In a hotel in Coventry a couple of weeks ago, I addressed a roomful of teachers. They were all involved in Writing is Primary, a project to inspire children in primary schools in their – guess what? – writing. I was there, I think, as pre-dinner light relief. Asked to talk about My Life as a Journalist, I told them about the heart-stopping glamour of sitting in front of a computer screen for 10 hours a day – glamour enhanced by the thrill of occasional trips to the canteen.
I also told them about a little writing residency I'd done in a school in Yorkshire. Three days, in fact. In journalistic terms, that's world-class expertise. At the end of the session, there was "time for some questions". Did I like my job, asked one young man, apparently unfamiliar with the concept of irony. Would I come and speak at her school, said a sleekly coiffed woman with a dark tan. How, asked a woman with a geometric haircut, would I go about building children's confidence in their writing?
For a moment, I was baffled. I thought about the really good writers I've met over the years, and I thought about some of my cockier colleagues in the media. I thought about the school assemblies I'd attended during that little residency – assemblies in which almost every child seemed to receive an award – and I thought about the sports reports the children had written, singing the praises of their own teams, which had lost. "Confidence," I replied in the end, "is overrated".
In writing, certainly, confidence is usually in inverse proportion to talent. It's the people who hurl their thoughts, and their less than finely crafted prose, or poems, into the blogosphere, or self-published volumes, or minor literary journals, who often have no hesitation in calling themselves writers – or in demanding that their doggerel be published. "A real poet," said the great Israeli poet Yehuda Amichai once, "doesn't draw attention to the fact he's a poet". Indeed. Many great writers and poets and artists think they'll never produce anything half-way decent again.

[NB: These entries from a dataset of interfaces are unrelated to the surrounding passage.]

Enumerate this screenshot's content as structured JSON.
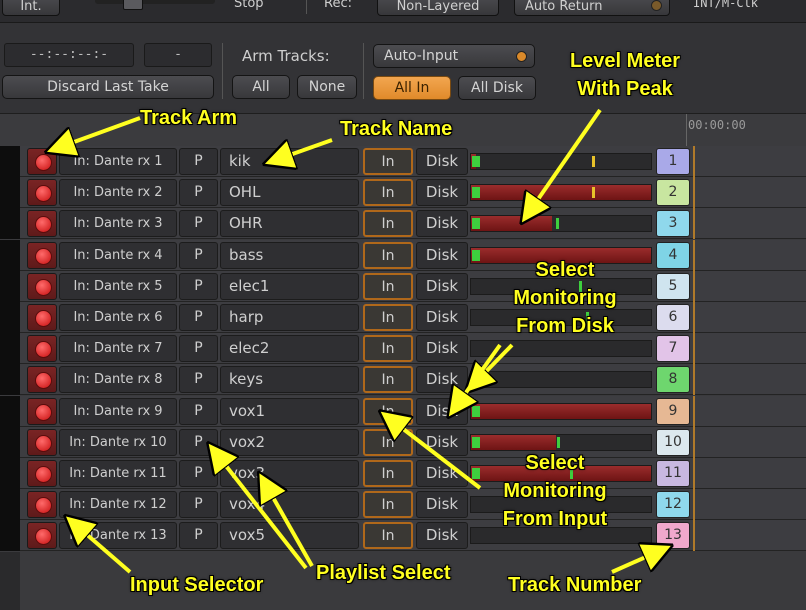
{
  "topbar": {
    "int_label": "Int.",
    "stop_label": "Stop",
    "rec_label": "Rec:",
    "rec_mode": "Non-Layered",
    "auto_return": "Auto Return",
    "clock_source": "INT/M-Clk"
  },
  "controls": {
    "timecode": "--:--:--:-",
    "take_field": "-",
    "discard_last_take": "Discard Last Take",
    "arm_tracks_label": "Arm Tracks:",
    "arm_all": "All",
    "arm_none": "None",
    "auto_input": "Auto-Input",
    "all_in": "All In",
    "all_disk": "All Disk"
  },
  "ruler": {
    "time": "00:00:00"
  },
  "tracks": [
    {
      "input": "In: Dante rx 1",
      "playlist": "P",
      "name": "kik",
      "monitor_in": "In",
      "monitor_disk": "Disk",
      "number": "1",
      "level": 0.03,
      "peak": 0.67,
      "peak_color": "#e8c22a",
      "color": "#a9a9e8"
    },
    {
      "input": "In: Dante rx 2",
      "playlist": "P",
      "name": "OHL",
      "monitor_in": "In",
      "monitor_disk": "Disk",
      "number": "2",
      "level": 1.0,
      "peak": 0.67,
      "peak_color": "#e8c22a",
      "color": "#c8e6a0"
    },
    {
      "input": "In: Dante rx 3",
      "playlist": "P",
      "name": "OHR",
      "monitor_in": "In",
      "monitor_disk": "Disk",
      "number": "3",
      "level": 0.45,
      "peak": 0.47,
      "peak_color": "#3ecf3e",
      "color": "#8fd8ec"
    },
    {
      "input": "In: Dante rx 4",
      "playlist": "P",
      "name": "bass",
      "monitor_in": "In",
      "monitor_disk": "Disk",
      "number": "4",
      "level": 1.0,
      "peak": 0.0,
      "peak_color": "#3ecf3e",
      "color": "#7fd4e6"
    },
    {
      "input": "In: Dante rx 5",
      "playlist": "P",
      "name": "elec1",
      "monitor_in": "In",
      "monitor_disk": "Disk",
      "number": "5",
      "level": 0.0,
      "peak": 0.6,
      "peak_color": "#3ecf3e",
      "color": "#cfe4ef"
    },
    {
      "input": "In: Dante rx 6",
      "playlist": "P",
      "name": "harp",
      "monitor_in": "In",
      "monitor_disk": "Disk",
      "number": "6",
      "level": 0.0,
      "peak": 0.64,
      "peak_color": "#3ecf3e",
      "color": "#dcdcee"
    },
    {
      "input": "In: Dante rx 7",
      "playlist": "P",
      "name": "elec2",
      "monitor_in": "In",
      "monitor_disk": "Disk",
      "number": "7",
      "level": 0.0,
      "peak": 0.0,
      "peak_color": "#3ecf3e",
      "color": "#e2c4e8"
    },
    {
      "input": "In: Dante rx 8",
      "playlist": "P",
      "name": "keys",
      "monitor_in": "In",
      "monitor_disk": "Disk",
      "number": "8",
      "level": 0.03,
      "peak": 0.0,
      "peak_color": "#3ecf3e",
      "color": "#6ed66e"
    },
    {
      "input": "In: Dante rx 9",
      "playlist": "P",
      "name": "vox1",
      "monitor_in": "In",
      "monitor_disk": "Disk",
      "number": "9",
      "level": 1.0,
      "peak": 0.0,
      "peak_color": "#3ecf3e",
      "color": "#e6b894"
    },
    {
      "input": "In: Dante rx 10",
      "playlist": "P",
      "name": "vox2",
      "monitor_in": "In",
      "monitor_disk": "Disk",
      "number": "10",
      "level": 0.47,
      "peak": 0.48,
      "peak_color": "#3ecf3e",
      "color": "#dce8ee"
    },
    {
      "input": "In: Dante rx 11",
      "playlist": "P",
      "name": "vox3",
      "monitor_in": "In",
      "monitor_disk": "Disk",
      "number": "11",
      "level": 1.0,
      "peak": 0.55,
      "peak_color": "#3ecf3e",
      "color": "#c8b8e0"
    },
    {
      "input": "In: Dante rx 12",
      "playlist": "P",
      "name": "vox4",
      "monitor_in": "In",
      "monitor_disk": "Disk",
      "number": "12",
      "level": 0.0,
      "peak": 0.0,
      "peak_color": "#3ecf3e",
      "color": "#8fd8ec"
    },
    {
      "input": "In: Dante rx 13",
      "playlist": "P",
      "name": "vox5",
      "monitor_in": "In",
      "monitor_disk": "Disk",
      "number": "13",
      "level": 0.0,
      "peak": 0.0,
      "peak_color": "#3ecf3e",
      "color": "#f0a8cc"
    }
  ],
  "annotations": {
    "track_arm": "Track Arm",
    "track_name": "Track Name",
    "level_meter": "Level Meter With Peak",
    "select_disk": "Select Monitoring From Disk",
    "select_input": "Select Monitoring From Input",
    "input_selector": "Input Selector",
    "playlist_select": "Playlist Select",
    "track_number": "Track Number"
  },
  "colors": {
    "accent": "#f0a040",
    "annotation": "#ffff20",
    "arm_red": "#d82a2a"
  }
}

Sometimes, when I meet the shiny, privately educated children of friends or colleagues, I find myself tongue-tied. They can, at 14, 15, or 16, hold forth on politics, or literature, or the media. They can talk the hind legs off a Nobel prize-winner. These are children schooled in the baton-passing of conversational ebb and flow, children schooled to ask polite questions, and to charm. They believe that the world is their oyster, and it probably is.
Confidence, however, has its limits. Boys, according to research presented yesterday to the Royal Economic Society, are more confident in their academic abilities than girls. They are also less likely to go to university. They are, in the words of the report, "over-confident". The other word for it is wrong.

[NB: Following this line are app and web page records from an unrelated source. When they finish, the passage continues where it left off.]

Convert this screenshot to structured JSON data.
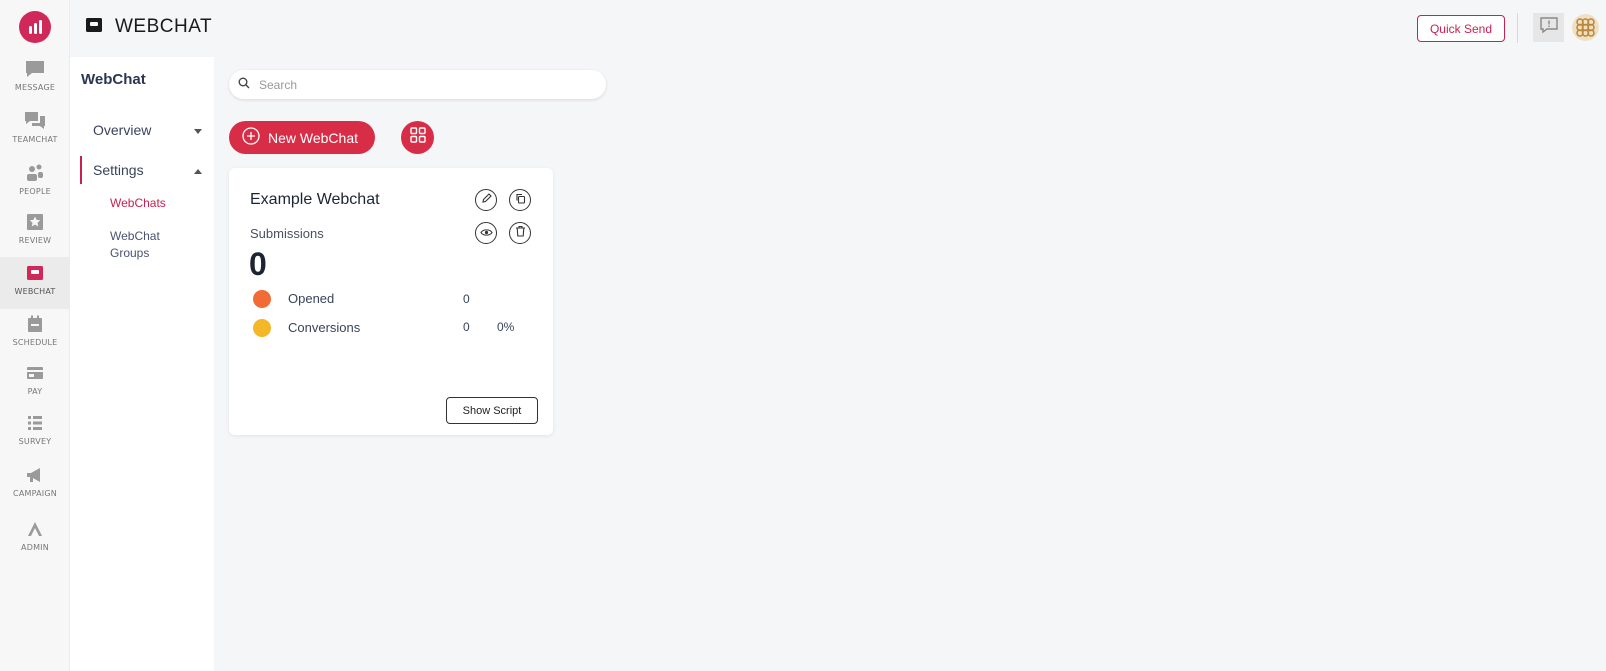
{
  "header": {
    "title": "WEBCHAT",
    "quick_send_label": "Quick Send"
  },
  "rail": {
    "items": [
      {
        "label": "MESSAGE",
        "icon": "message-icon"
      },
      {
        "label": "TEAMCHAT",
        "icon": "teamchat-icon"
      },
      {
        "label": "PEOPLE",
        "icon": "people-icon"
      },
      {
        "label": "REVIEW",
        "icon": "star-icon"
      },
      {
        "label": "WEBCHAT",
        "icon": "webchat-icon",
        "active": true
      },
      {
        "label": "SCHEDULE",
        "icon": "calendar-icon"
      },
      {
        "label": "PAY",
        "icon": "card-icon"
      },
      {
        "label": "SURVEY",
        "icon": "list-icon"
      },
      {
        "label": "CAMPAIGN",
        "icon": "megaphone-icon"
      },
      {
        "label": "ADMIN",
        "icon": "admin-icon"
      }
    ]
  },
  "subnav": {
    "title": "WebChat",
    "overview_label": "Overview",
    "settings_label": "Settings",
    "links": [
      {
        "label": "WebChats",
        "active": true
      },
      {
        "label": "WebChat Groups"
      }
    ]
  },
  "search": {
    "placeholder": "Search"
  },
  "toolbar": {
    "new_webchat_label": "New WebChat"
  },
  "card": {
    "title": "Example Webchat",
    "submissions_label": "Submissions",
    "submissions_value": "0",
    "stats": [
      {
        "label": "Opened",
        "value": "0",
        "color": "#f26a35"
      },
      {
        "label": "Conversions",
        "value": "0",
        "percent": "0%",
        "color": "#f4b728"
      }
    ],
    "show_script_label": "Show Script"
  },
  "colors": {
    "brand": "#c8214f",
    "button": "#d82d47"
  }
}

It's a word you might use, too, of the supremely confident (but conspicuously unintelligent) George W Bush when he launched his little adventure in the Middle East. It's a word you might use of his much brighter British buddy, Tony Blair. It's a word you might use of the multi-millionaire bankers who packaged up bad debt in pretty little packets and sold it on.
It was Keats, of course, who talked about the importance of "being in uncertainties, mysteries and doubts". Clearly, it's a balance. No one wants a nation of Woody Allenesque neurotics. But a soupcon of self-doubt is usually accompanied by a soupcon of sensitivity to others. Which is clearly good news for the people around you – and the ones you might otherwise kill.

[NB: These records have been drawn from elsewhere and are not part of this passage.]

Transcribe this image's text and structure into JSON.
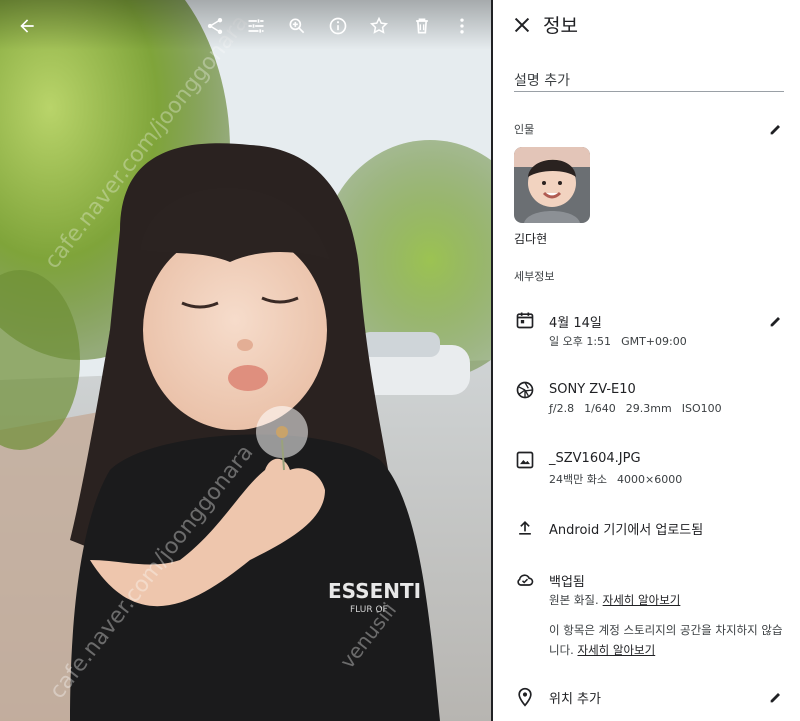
{
  "toolbar": {
    "back_icon": "arrow-back-icon",
    "icons": [
      "share-icon",
      "edit-tune-icon",
      "zoom-in-icon",
      "info-icon",
      "star-icon",
      "trash-icon",
      "more-vert-icon"
    ]
  },
  "photo": {
    "subject": "dandelion photo",
    "shirt_text": "ESSENTI",
    "shirt_subtext": "FLUR OF",
    "watermarks": [
      "cafe.naver.com/joonggonara",
      "venusiii"
    ]
  },
  "panel": {
    "title": "정보",
    "description_placeholder": "설명 추가",
    "people_label": "인물",
    "person_name": "김다현",
    "details_label": "세부정보",
    "date": {
      "main": "4월 14일",
      "time": "일 오후 1:51",
      "tz": "GMT+09:00"
    },
    "camera": {
      "model": "SONY ZV-E10",
      "aperture": "ƒ/2.8",
      "shutter": "1/640",
      "focal": "29.3mm",
      "iso": "ISO100"
    },
    "file": {
      "name": "_SZV1604.JPG",
      "megapixels": "24백만 화소",
      "resolution": "4000×6000"
    },
    "upload": "Android 기기에서 업로드됨",
    "backup": {
      "title": "백업됨",
      "quality": "원본 화질.",
      "learn_more": "자세히 알아보기",
      "note": "이 항목은 계정 스토리지의 공간을 차지하지 않습니다.",
      "note_learn_more": "자세히 알아보기"
    },
    "location": "위치 추가"
  },
  "colors": {
    "accent": "#1a73e8",
    "text": "#202124"
  }
}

Cry the beloved country
"This is the saddest day of my life," said Madan Gurung on Wednesday, as he placed his medal in a wooden box. Like many of his friends and colleagues, he had decided to hand it back. After 24 years' loyal service as a Gurkha, the country to which he pledged allegiance, and for which he risked his life, is spitting him out.
Gurung, who left his wife and family in Nepal to fight wherever the British army chose to send him, is now living in one room in Tonbridge and surviving on hand-outs. His application to stay in the UK has been rejected, but his pension (£131 per month, compared with a standard army pension of about £1,000) is too low to live on, even in Nepal.
Yup, you can die for Britain, but you can't live here. Makes you so, so proud to be British.
* If you're a writer, it seems, you can't win. Never mind the prose, it's your world-view that really matters. If you've spewed your life into the open sewer that is the "misery" memoir, you're wallowing in self-pity. If you've opted for a more soft-centred, more warm and celebratory view of the human race, á la Armistead Maupin, for example, or á la Alexander McCall Smith, then you're naïve.
It will be interesting, then, to see what the Zeitgeist makes of Thomas Hardy, set to be relaunched this autumn by a new BBC adaptation of Tess of the D'Urbevilles. As an angst-ridden adolescent, I couldn't get enough of the polysyllabic prophet of gloom, whose densely descriptive prose was studded with gems like "Out of the frying pan and into the fire!" and "O!, you have torn my life all to pieces..." I suspect I could now.
But if it's a tenth as good as the BBC adaptation of Cranford, then misery or not, it will be well worth the odd evening in.Reuse content